COLUMBIA, SC (WIS) - Over the last year, Riverbanks Zoo has had baby fever, but there is one species zoo officials would love to see have offspring that has not had any success.
For the last three years, two of Riverbanks' three tigers, male Vitale and female Koshka, have continued to breed, but Koshka has not gotten pregnant.
“We had become concerned,” Riverbanks Zoo’s Director of Animal Health Martha Weber said. “Is it that they’re just not a good pair, or is there something that is preventing them from reproducing successfully?”
Weber says the only way to know for sure was to call their partners at the Southeast Zoo Alliance for Reproduction and Conservation, or SEZARC.
“We work with everything from stingrays and sharks to tigers and cheetahs and elephants and rhinos and everything in between,” SEZARC Director Linda Penfold said.
But their visit to Riverbanks was their first time performing a tiger ultrasound. They’ve used other observation methods to study tiger fertility in the past, but they add the ultrasound allows them a closer look.
“We were looking at the reproductive tract to make sure there were no obvious abnormalities or pathologies,” Penfold said.
“We also are taking a look at what we call the pituitary function and pituitary is part of the brain and we're looking to see how that's responding because that part of the brain is critical for ovulation to occur,” said Laura Metrione, a research associate for SEZARC.

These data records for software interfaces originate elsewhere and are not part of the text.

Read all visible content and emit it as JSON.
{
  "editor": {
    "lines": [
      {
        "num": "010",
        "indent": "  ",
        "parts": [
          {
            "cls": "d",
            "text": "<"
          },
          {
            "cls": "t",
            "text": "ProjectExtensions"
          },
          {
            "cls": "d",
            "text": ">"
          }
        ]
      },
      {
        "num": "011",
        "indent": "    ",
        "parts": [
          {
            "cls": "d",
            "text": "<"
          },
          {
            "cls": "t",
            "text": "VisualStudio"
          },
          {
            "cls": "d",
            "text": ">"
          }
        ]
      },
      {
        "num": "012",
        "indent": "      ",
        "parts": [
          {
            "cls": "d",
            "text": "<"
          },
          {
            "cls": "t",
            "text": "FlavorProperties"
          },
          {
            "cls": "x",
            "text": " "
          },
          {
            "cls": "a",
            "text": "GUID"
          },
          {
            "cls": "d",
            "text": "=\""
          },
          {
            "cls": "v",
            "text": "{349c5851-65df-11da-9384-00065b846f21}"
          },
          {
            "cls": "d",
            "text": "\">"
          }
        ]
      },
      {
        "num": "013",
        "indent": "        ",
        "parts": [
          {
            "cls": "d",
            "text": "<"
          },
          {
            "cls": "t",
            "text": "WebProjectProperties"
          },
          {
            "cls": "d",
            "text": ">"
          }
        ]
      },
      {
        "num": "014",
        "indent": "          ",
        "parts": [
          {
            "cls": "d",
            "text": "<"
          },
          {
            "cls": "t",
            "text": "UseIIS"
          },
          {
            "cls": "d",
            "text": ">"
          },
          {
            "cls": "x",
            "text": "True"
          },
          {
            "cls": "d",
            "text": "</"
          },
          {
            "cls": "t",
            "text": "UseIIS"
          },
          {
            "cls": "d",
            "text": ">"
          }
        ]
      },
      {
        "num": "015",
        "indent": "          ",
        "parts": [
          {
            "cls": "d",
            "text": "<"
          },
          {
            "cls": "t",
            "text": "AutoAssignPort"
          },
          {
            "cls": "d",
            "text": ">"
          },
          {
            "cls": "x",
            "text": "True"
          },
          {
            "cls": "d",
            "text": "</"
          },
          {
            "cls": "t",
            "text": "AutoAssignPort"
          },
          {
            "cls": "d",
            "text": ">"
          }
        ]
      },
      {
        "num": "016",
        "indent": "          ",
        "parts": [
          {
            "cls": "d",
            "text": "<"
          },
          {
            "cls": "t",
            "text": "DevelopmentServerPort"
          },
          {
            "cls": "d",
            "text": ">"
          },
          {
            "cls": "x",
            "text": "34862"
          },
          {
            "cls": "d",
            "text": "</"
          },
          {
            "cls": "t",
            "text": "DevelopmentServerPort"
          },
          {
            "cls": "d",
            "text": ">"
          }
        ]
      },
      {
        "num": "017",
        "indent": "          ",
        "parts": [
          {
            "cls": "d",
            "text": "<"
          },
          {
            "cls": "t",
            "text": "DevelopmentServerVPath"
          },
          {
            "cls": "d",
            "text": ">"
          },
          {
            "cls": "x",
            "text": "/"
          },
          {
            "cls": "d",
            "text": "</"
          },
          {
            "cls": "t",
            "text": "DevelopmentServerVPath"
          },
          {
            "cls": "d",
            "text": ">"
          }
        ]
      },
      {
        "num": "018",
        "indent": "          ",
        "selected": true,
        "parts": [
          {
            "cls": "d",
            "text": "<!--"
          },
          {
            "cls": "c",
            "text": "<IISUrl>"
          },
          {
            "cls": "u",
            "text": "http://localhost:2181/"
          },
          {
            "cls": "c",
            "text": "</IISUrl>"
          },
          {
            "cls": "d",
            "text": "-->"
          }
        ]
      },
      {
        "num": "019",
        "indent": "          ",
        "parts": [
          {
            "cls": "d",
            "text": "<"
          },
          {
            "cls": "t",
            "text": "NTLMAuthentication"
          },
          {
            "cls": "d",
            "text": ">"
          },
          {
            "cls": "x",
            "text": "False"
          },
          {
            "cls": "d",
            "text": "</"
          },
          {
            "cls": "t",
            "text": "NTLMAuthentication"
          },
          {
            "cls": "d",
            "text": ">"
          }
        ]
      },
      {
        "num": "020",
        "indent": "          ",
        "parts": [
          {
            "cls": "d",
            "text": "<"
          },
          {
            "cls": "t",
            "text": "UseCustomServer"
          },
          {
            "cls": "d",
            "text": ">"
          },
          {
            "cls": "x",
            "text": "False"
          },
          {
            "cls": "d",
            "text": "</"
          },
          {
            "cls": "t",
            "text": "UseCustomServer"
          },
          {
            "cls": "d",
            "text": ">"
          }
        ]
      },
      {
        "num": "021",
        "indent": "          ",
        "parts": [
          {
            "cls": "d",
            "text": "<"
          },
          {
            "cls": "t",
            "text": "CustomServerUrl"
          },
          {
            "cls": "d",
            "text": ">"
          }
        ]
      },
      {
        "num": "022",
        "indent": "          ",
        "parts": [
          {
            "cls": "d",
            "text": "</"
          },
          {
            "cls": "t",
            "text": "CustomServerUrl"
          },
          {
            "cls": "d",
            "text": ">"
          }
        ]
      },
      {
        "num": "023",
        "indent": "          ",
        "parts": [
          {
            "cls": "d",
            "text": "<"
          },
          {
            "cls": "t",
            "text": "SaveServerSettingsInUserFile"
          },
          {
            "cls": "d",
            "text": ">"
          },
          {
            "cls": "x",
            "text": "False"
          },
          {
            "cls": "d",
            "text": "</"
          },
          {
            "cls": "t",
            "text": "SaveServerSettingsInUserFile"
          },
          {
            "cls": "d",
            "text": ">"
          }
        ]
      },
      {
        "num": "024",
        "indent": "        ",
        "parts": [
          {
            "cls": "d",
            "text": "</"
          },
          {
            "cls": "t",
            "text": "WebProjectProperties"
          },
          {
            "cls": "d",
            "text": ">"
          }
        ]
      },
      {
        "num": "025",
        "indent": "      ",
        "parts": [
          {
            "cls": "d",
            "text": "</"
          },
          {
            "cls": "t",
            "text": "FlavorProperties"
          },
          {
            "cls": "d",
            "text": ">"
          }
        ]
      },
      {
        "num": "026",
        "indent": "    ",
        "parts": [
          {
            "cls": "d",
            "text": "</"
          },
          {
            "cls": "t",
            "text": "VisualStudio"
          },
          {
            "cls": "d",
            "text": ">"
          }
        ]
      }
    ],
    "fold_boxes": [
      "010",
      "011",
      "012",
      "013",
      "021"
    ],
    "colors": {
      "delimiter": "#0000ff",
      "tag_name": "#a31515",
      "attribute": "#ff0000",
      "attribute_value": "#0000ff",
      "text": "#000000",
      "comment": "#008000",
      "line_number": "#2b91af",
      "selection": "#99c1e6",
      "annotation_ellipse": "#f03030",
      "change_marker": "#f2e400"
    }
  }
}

Both could hold clues to why Koshka hasn’t been able to have cubs. Riverbanks officials say tiger cubs from Koshka and Vitale would be greatly beneficial when it comes to the conservation of this endangered species.
“They are both ranked very highly in the Species Survival Plan or SSP for their genetics,” Weber said. “It would be great if we could get offspring from them.”
While the planning, set-up, and preparation to get to this fertility exam and ultrasound moment took hours, within minutes of starting the ultrasound, researchers saw one of the things they hoped to find.
“Do you see these two lines here?” said Penfold as she pointed to the ultrasound monitor. “Those are the two uterine horn's coming from the uterus.”
“You could see nice clear tissue with no evidence of any kind of masses or any edema which would be swelling or fluid in the uterus, and everything looked clean and clear and ready to go,” Mitrione said.
While researchers will continue to examine Koshka’s blood work and her results, researchers said they didn’t see an early cause for concern. Male Vitale’s exam also showed he was healthy and should be able to reproduce.
“I'm really optimistic and the specialists were also optimistic when we talked with them,” Weber said. “There's no physical reason that we can find right now that they should not be able to produce. They got us a lot of helpful pointers for how we can move forward and make sure we’re taking the best opportunities to put them together.”
Keepers say one of those pointers is to allow the Tigers more time together when Koshka is willing to breed. Keep in mind, in the wild tigers are solitary animals, so the tigers at Riverbanks Zoo have kept apart unless they show signs they want to breed.
We also asked vets why they would perform a fertility exam on a tiger when they wouldn’t be able to do one on a tiger in the wild.
“We just want to make sure they’re healthy,” Weber said. "If there is something that’s causing them to be unable to reproduce that may be related to their overall systemic health, and we want to know that because we want the animals that are here to live the healthiest lives they can.”
A tiger’s gestational period is just about three months, so if the tiger pair is successfully able to breed sooner than later it wouldn’t be long before there are tiger cubs at Riverbanks.